• Directions
Wherever a line in the data below holds "main", copy that line.

• Materials provided

------------------------------------------------------------------------

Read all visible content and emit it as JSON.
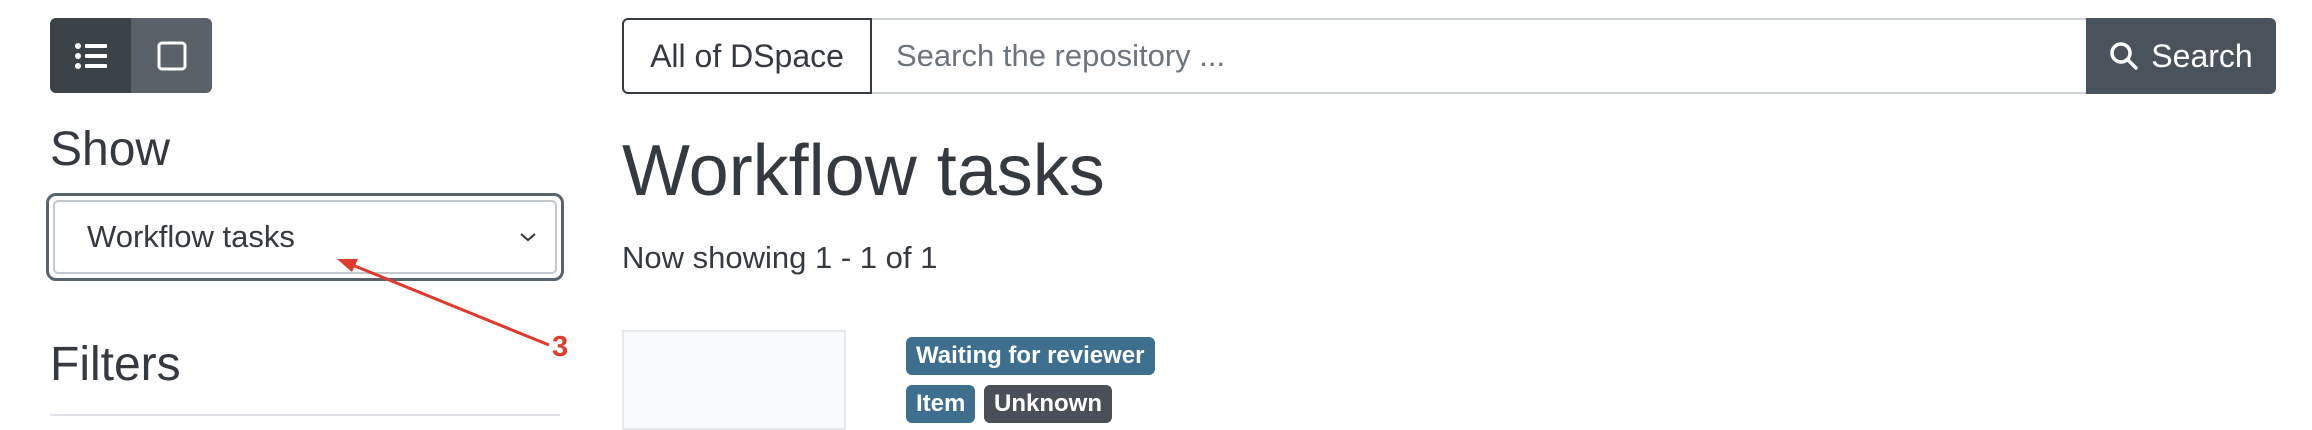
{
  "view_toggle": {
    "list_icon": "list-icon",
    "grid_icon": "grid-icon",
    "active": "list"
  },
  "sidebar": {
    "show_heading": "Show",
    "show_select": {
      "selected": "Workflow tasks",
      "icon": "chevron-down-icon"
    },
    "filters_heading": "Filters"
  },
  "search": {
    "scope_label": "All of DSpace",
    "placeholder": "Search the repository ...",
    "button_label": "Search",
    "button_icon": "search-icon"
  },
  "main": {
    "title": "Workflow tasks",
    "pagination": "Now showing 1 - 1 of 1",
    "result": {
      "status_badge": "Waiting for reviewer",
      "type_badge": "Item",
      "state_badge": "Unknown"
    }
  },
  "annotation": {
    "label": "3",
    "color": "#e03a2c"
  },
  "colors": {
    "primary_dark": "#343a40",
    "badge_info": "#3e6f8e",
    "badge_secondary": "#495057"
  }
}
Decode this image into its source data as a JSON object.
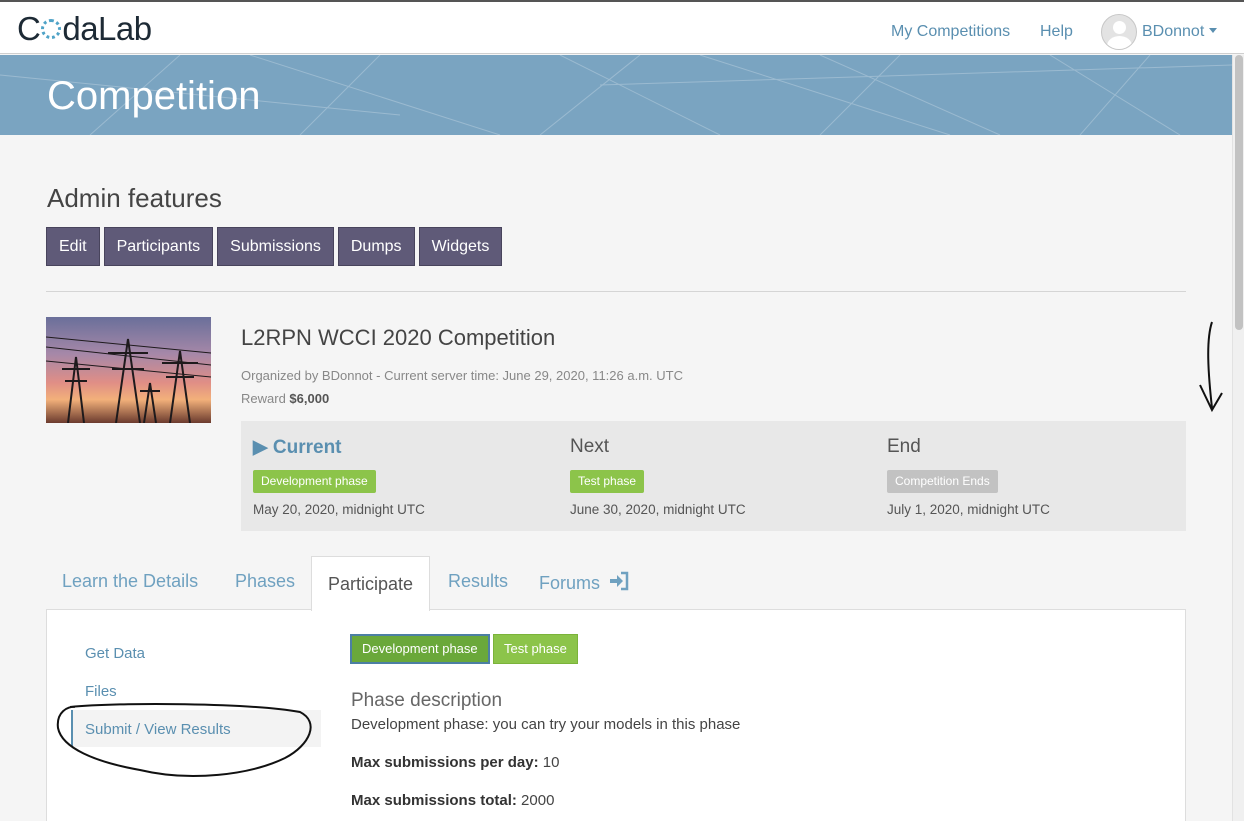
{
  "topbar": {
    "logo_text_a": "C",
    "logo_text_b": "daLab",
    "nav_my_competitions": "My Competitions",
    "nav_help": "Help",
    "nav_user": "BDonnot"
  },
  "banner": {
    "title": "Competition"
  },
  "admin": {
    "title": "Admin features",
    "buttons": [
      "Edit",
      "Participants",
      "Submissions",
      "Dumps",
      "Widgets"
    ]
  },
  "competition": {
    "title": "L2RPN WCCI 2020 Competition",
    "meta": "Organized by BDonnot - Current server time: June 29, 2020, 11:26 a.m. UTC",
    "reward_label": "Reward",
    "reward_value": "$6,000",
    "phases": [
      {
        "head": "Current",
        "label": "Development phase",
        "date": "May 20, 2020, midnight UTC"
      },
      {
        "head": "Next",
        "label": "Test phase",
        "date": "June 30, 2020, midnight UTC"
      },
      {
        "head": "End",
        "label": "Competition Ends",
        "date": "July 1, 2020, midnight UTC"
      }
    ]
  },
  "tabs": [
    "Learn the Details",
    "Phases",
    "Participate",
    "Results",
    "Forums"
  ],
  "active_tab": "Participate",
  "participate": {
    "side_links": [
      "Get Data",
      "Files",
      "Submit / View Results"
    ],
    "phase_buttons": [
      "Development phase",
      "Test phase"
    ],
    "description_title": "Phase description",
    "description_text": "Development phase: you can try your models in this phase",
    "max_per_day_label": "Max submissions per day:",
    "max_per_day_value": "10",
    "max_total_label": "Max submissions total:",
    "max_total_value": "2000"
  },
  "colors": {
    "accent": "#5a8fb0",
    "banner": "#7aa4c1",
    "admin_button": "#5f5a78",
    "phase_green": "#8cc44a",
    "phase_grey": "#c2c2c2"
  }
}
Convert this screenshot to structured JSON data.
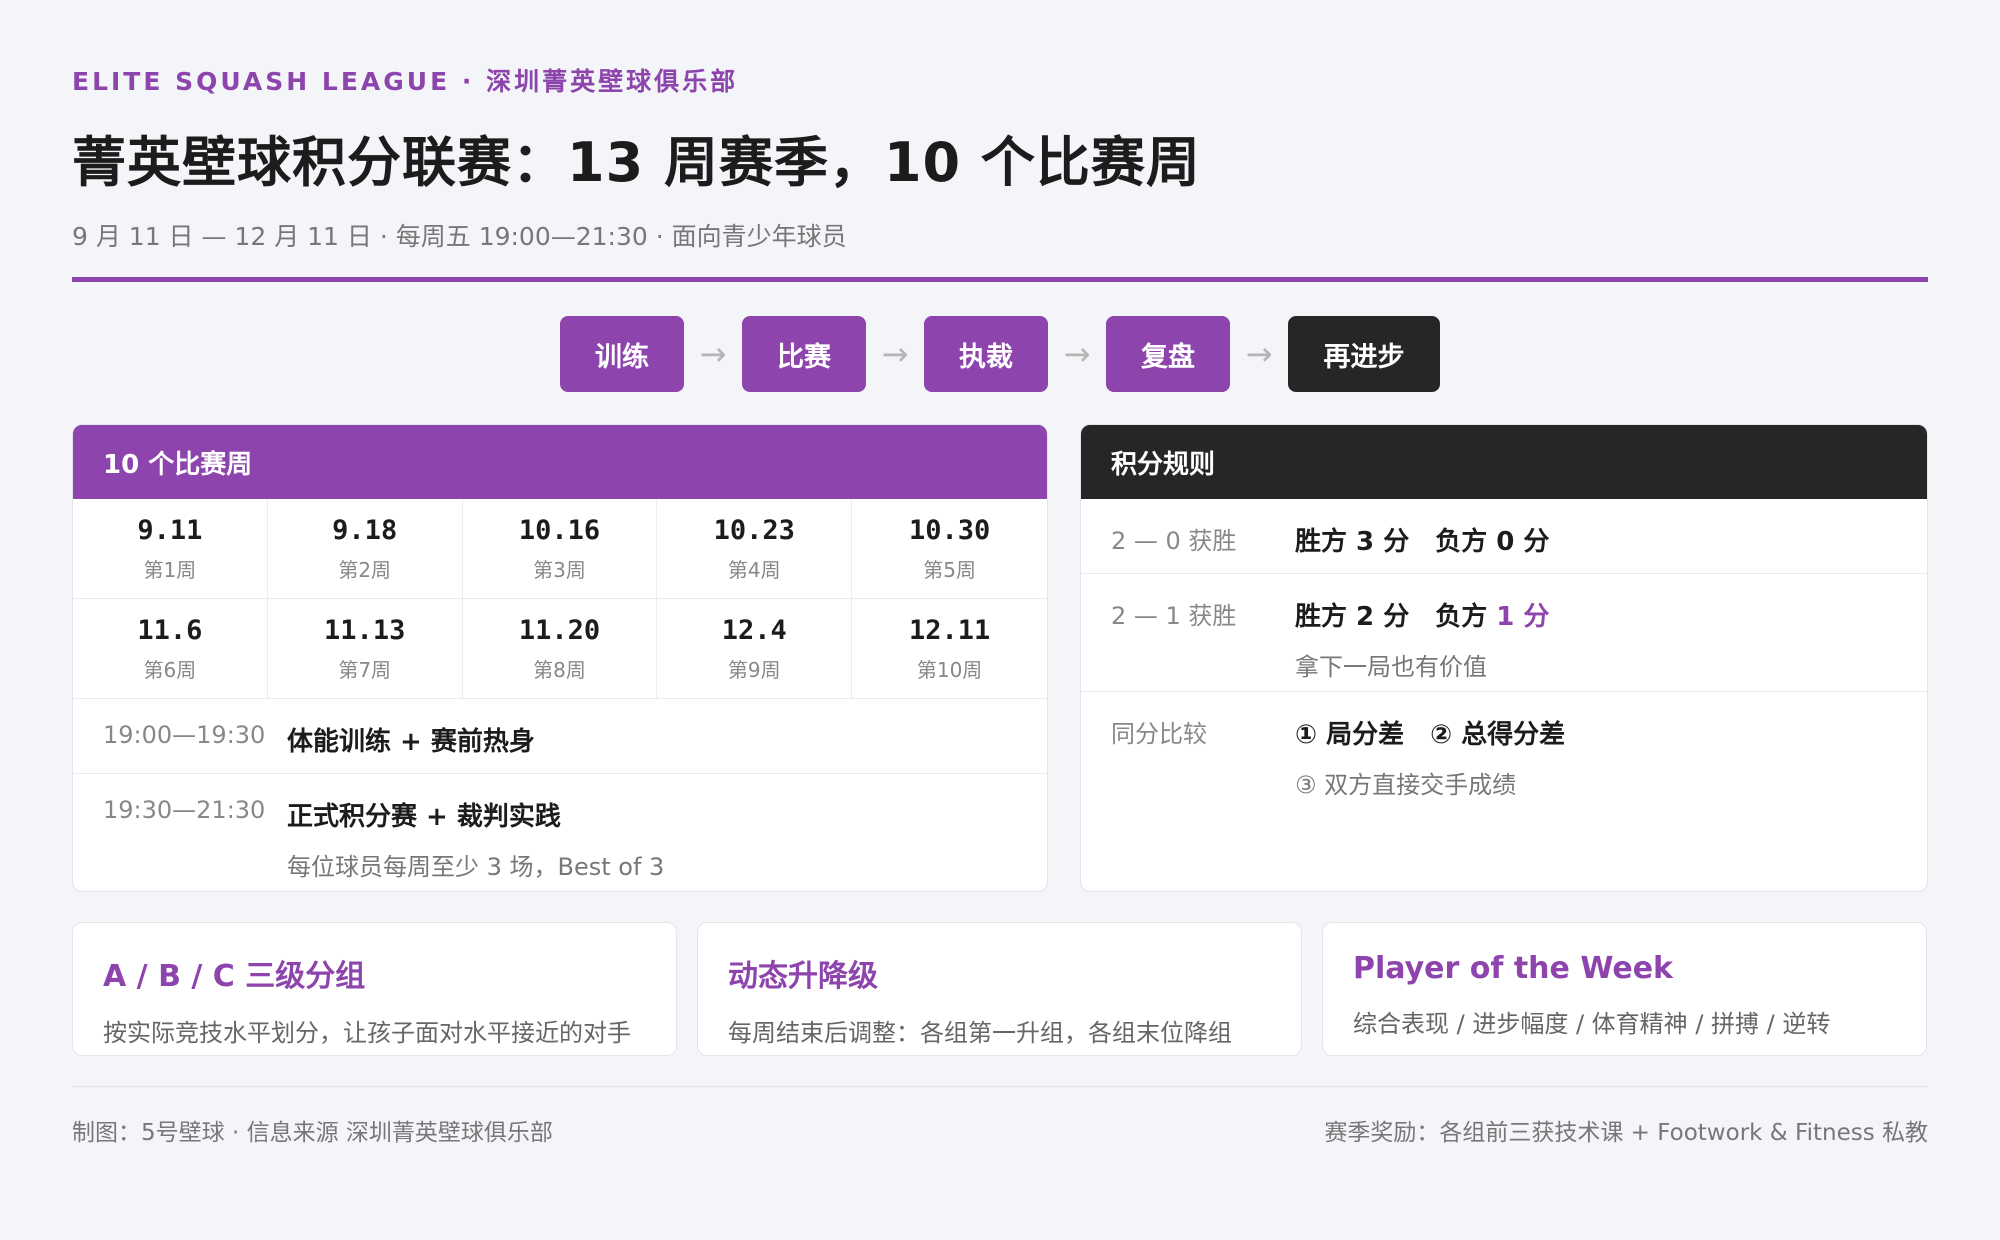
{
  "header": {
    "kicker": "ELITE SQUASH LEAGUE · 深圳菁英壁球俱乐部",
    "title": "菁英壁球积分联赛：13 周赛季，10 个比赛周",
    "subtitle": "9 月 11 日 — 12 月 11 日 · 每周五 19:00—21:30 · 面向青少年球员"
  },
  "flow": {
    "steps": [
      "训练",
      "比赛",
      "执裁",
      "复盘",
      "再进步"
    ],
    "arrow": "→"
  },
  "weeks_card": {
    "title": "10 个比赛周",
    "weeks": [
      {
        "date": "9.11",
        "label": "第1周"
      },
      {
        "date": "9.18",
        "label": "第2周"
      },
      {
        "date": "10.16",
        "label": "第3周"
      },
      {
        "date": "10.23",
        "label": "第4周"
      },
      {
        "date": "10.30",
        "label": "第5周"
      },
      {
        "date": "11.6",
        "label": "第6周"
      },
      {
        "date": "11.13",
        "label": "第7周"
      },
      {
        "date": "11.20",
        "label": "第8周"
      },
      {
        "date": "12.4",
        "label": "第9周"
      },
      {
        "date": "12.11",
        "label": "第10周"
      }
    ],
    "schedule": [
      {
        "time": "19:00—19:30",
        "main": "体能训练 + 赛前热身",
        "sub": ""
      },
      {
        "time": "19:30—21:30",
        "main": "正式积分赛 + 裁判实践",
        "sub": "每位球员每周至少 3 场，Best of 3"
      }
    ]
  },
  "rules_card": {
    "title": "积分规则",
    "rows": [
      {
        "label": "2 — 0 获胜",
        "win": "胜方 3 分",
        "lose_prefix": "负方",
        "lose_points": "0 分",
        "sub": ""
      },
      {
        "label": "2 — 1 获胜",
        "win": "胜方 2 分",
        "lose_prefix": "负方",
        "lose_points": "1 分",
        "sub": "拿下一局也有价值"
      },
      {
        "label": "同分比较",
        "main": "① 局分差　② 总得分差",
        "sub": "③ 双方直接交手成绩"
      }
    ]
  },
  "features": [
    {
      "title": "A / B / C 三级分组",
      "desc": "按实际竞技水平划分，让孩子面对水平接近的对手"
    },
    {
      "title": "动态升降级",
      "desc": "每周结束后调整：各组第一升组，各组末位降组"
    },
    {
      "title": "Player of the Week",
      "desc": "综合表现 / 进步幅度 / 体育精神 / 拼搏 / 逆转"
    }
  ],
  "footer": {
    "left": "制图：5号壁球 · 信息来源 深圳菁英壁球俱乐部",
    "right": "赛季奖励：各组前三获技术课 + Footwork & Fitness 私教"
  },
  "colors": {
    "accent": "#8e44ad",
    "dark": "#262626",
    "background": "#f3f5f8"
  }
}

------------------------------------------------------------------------

• Solution for this task
  "main": {
        "main": "体能训练 + 赛前热身",
        "main": "正式积分赛 + 裁判实践",
        "main": "① 局分差　② 总得分差",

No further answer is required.